The Obama administration has said repeatedly that the number of civilians killed is in the single digits. This is an egregious falsehood, arrived at by presumptively classifying all military-aged males in a strike zone as 'militants' (a vague term, repeated constantly in the media, which corresponds to no obvious legal classification). The Bureau of Investigative Journalism, generally regarded as the most accurate source of drone casualty figures, estimates that the number of civilians killed may be as high as about 1,000 and is at least several hundred. That figure includes close to 200 children.

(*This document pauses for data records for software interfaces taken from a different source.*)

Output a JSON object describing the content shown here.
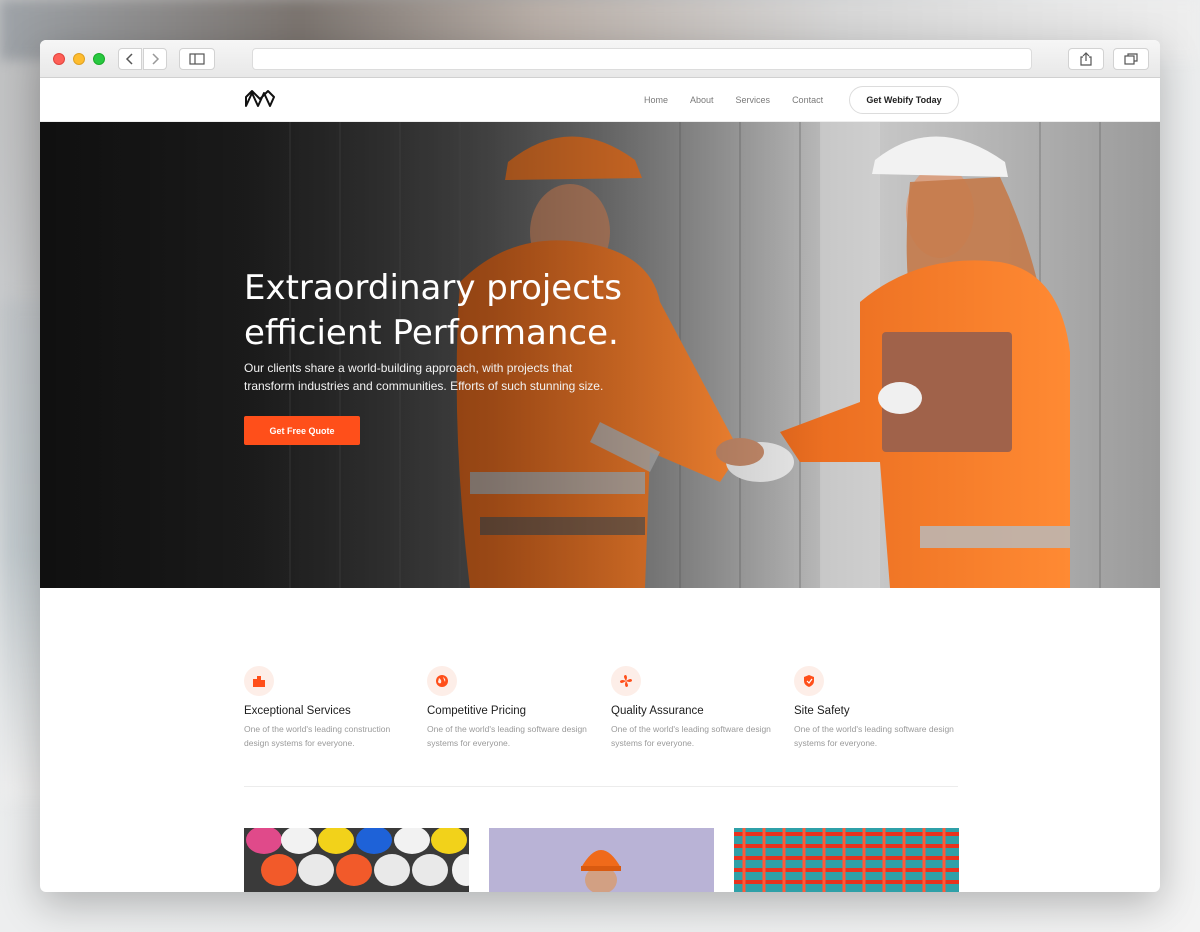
{
  "nav": {
    "items": [
      {
        "label": "Home"
      },
      {
        "label": "About"
      },
      {
        "label": "Services"
      },
      {
        "label": "Contact"
      }
    ],
    "cta_label": "Get Webify Today"
  },
  "hero": {
    "title_line1": "Extraordinary projects",
    "title_line2": "efficient Performance.",
    "subtitle": "Our clients share a world-building approach, with projects that transform industries and communities. Efforts of such stunning size.",
    "button_label": "Get Free Quote"
  },
  "features": [
    {
      "icon": "buildings-icon",
      "title": "Exceptional Services",
      "description": "One of the world's leading construction design systems for everyone."
    },
    {
      "icon": "globe-icon",
      "title": "Competitive Pricing",
      "description": "One of the world's leading software design systems for everyone."
    },
    {
      "icon": "fan-icon",
      "title": "Quality Assurance",
      "description": "One of the world's leading software design systems for everyone."
    },
    {
      "icon": "shield-icon",
      "title": "Site Safety",
      "description": "One of the world's leading software design systems for everyone."
    }
  ],
  "colors": {
    "accent": "#ff4f1a",
    "icon_bg": "#fdeee8"
  }
}
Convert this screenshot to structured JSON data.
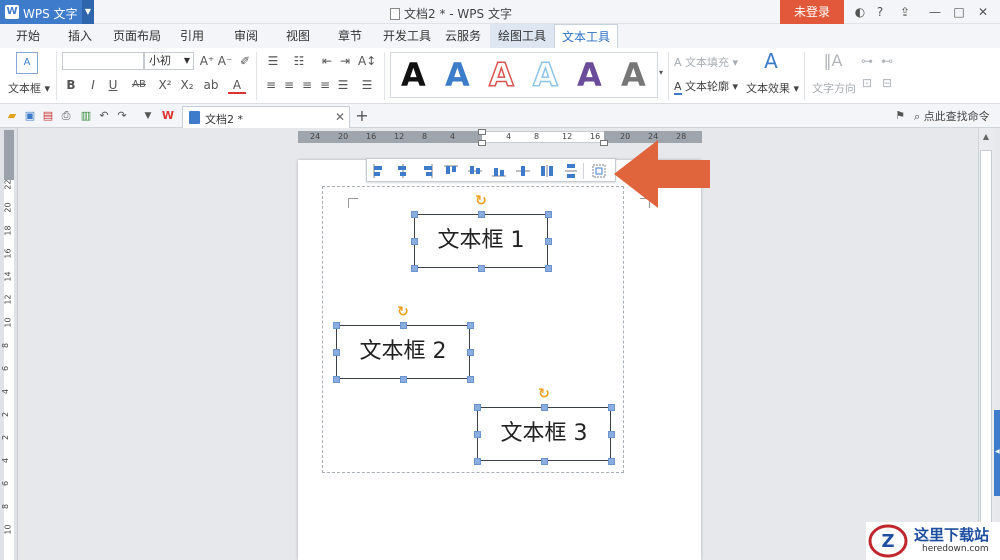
{
  "app": {
    "name": "WPS 文字",
    "doc_title": "文档2 * - WPS 文字",
    "login_label": "未登录"
  },
  "tabs": [
    "开始",
    "插入",
    "页面布局",
    "引用",
    "审阅",
    "视图",
    "章节",
    "开发工具",
    "云服务",
    "绘图工具",
    "文本工具"
  ],
  "ribbon": {
    "textbox_label": "文本框",
    "font_size": "小初",
    "font_name": "",
    "text_fill": "文本填充",
    "text_outline": "文本轮廓",
    "text_effect": "文本效果",
    "text_direction": "文字方向",
    "style_letters": [
      "A",
      "A",
      "A",
      "A",
      "A",
      "A"
    ],
    "style_colors": [
      "#111111",
      "#3d7cc9",
      "#d9534f",
      "#8fc5e8",
      "#6b4c9a",
      "#777777"
    ]
  },
  "quick_bar": {
    "doc_tab": "文档2 *",
    "search_label": "点此查找命令",
    "add_tab": "+"
  },
  "hruler_ticks": [
    "24",
    "20",
    "16",
    "12",
    "8",
    "4",
    "4",
    "8",
    "12",
    "16",
    "20",
    "24",
    "28"
  ],
  "vruler_ticks": [
    "22",
    "20",
    "18",
    "16",
    "14",
    "12",
    "10",
    "8",
    "6",
    "4",
    "2",
    "2",
    "4",
    "6",
    "8",
    "10"
  ],
  "textboxes": [
    {
      "text": "文本框 1"
    },
    {
      "text": "文本框 2"
    },
    {
      "text": "文本框 3"
    }
  ],
  "align_tools": [
    "align-left",
    "align-center",
    "align-right",
    "align-top",
    "align-middle",
    "align-bottom",
    "distribute-horizontal",
    "distribute-vertical",
    "distribute-spacing",
    "group"
  ],
  "watermark": {
    "title": "这里下载站",
    "url": "heredown.com"
  },
  "colors": {
    "accent": "#3e7ccb",
    "login": "#e1593a",
    "arrow": "#e0643c",
    "handle": "#8aaee0"
  }
}
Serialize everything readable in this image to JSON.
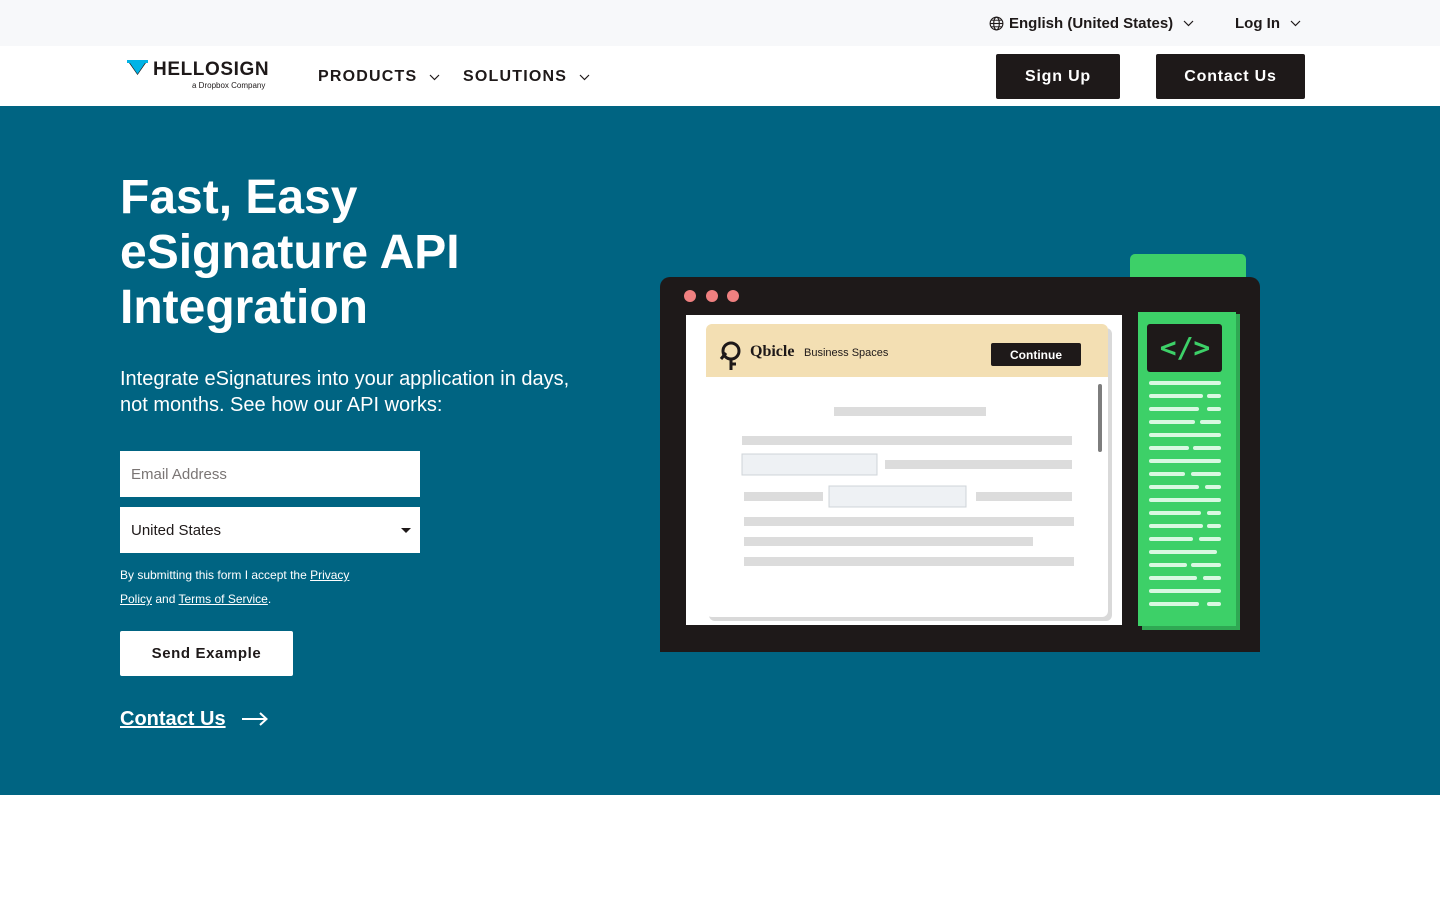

The wrong people get killed because the drone programme is systemically flawed. The CIA relies on paying on-the-ground informants who are unreliable: they are known to identify the wrong people to earn their fee, which is a safer bet than correctly identifying a member of a terrorist organisation and risking reprisals. The US conducts 'signature strikes' which target 'patterns of behaviour', not specified individuals. This seems to have led to strikes on weddings and other innocent gatherings and there is alarming evidence of attacks on rescuers. In general, as Chris Cole explained, drone warfare becomes - has become - normalised. The consequence, at a strategic level, is that there is a greater willingness to kill those who do not pose an imminent threat, whose identity is unknown, or who could instead be captured. At a micro level, perhaps because drone pilots are unusually detached and removed from the violence they inflict, there are worrying signs of over-zealous use of fire-power. And if, bearing all this in mind, one is still confident in the US's ability to pick out only the most dangerous terrorists, it is worth recalling its record in Guantánamo: it claimed to have detained the "worst of the worst", then released hundreds without charge.
David Aaronovitch argued that despite the harm done by drones, what matters is that by killing those at the top they help neutralise the terrorist threat. Yet, as James Cartwright, former Vice Chairman of the Joint Chiefs of Staff, recognised at a recent Senate committee hearing, killing the leaders of such groups is "of little value" because new recruits simply come up to fill the ranks. The drone strikes themselves now constitute the most potent propaganda tool for jihadists, and so long as they continue there will be no shortage of those willing to risk their lives in plotting attacks and taking up arms against the US. Moreover, as Naureen Shah pointed out, terrorists have been able to move around Pakistan itself, away from drones and into cities, where they continue to plan and inflict violence. Over the long term, drone strikes do not solve but rather exacerbate the threat of terrorism, and they destabilise and delegitimise state institutions in the nations in which they occur.
Jeremy Waldron was right to press the point that drones should not be assessed in isolation. To accept drone warfare is to accept the practices that will tend to surround it: the secret death lists, the concentration of unchecked executive power, the gradual expansion in the range of targets. The use of drones over the last few years has been immensely damaging. What opponents of drone warfare must now seek to do is ensure that this dark period is treated as an exception and does not become a rule for the future.